Supplied data:

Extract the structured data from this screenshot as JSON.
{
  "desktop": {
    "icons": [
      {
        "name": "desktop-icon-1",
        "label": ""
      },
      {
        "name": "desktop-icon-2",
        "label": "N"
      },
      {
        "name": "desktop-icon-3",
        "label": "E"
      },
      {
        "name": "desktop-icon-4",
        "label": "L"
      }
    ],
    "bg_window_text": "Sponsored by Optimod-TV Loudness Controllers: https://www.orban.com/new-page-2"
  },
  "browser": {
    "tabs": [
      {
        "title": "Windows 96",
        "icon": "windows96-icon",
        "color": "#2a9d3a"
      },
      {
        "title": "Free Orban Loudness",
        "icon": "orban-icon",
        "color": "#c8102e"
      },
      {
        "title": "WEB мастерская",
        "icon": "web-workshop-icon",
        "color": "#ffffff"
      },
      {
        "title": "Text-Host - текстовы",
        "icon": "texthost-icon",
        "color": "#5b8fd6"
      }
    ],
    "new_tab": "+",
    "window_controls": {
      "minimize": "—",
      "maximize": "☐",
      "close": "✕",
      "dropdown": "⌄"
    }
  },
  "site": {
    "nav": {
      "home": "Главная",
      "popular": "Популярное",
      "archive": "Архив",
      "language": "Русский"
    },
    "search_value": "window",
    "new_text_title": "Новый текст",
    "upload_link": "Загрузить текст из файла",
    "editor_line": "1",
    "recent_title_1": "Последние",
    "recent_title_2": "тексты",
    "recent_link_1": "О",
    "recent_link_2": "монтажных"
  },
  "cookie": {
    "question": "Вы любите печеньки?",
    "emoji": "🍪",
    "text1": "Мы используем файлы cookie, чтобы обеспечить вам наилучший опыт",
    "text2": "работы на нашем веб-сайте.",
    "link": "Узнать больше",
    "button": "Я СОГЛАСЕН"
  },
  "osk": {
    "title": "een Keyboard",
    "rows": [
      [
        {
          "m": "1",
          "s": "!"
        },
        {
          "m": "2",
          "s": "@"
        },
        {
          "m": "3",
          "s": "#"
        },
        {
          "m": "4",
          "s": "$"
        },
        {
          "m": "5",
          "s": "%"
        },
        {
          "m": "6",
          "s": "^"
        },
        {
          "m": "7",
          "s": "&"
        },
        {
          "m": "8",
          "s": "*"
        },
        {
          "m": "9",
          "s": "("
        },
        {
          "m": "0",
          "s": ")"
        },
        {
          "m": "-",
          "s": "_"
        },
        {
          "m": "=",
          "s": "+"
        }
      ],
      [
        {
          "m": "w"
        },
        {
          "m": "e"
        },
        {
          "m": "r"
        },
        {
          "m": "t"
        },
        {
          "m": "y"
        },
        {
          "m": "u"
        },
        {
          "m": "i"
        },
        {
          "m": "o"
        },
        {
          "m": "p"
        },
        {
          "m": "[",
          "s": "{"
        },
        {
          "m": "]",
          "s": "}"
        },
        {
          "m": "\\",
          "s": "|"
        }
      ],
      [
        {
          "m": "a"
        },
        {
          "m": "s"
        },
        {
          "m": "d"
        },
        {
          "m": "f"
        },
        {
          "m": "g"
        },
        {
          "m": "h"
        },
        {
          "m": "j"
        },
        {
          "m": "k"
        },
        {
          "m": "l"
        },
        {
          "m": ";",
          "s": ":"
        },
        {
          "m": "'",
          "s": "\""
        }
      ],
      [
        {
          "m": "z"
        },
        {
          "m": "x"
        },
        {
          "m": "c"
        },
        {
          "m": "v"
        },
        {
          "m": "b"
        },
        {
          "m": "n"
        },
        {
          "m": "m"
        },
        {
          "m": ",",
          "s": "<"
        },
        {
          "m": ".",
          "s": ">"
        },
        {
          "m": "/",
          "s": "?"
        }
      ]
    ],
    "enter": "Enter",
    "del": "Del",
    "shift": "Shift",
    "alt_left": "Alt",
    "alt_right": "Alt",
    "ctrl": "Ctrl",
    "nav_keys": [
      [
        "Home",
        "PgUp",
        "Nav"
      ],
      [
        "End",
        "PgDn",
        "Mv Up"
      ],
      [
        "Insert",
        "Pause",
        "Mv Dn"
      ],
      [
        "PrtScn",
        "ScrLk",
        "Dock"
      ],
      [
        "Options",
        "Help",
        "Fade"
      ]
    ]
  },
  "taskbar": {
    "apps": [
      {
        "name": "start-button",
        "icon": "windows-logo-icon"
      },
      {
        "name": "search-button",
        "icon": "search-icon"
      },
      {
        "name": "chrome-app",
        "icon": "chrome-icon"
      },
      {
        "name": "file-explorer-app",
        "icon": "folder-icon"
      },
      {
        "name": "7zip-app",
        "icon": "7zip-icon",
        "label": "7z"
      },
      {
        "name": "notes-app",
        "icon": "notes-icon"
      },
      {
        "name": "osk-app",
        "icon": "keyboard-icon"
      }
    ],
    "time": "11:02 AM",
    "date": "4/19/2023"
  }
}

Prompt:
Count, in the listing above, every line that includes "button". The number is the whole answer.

Answer section:
3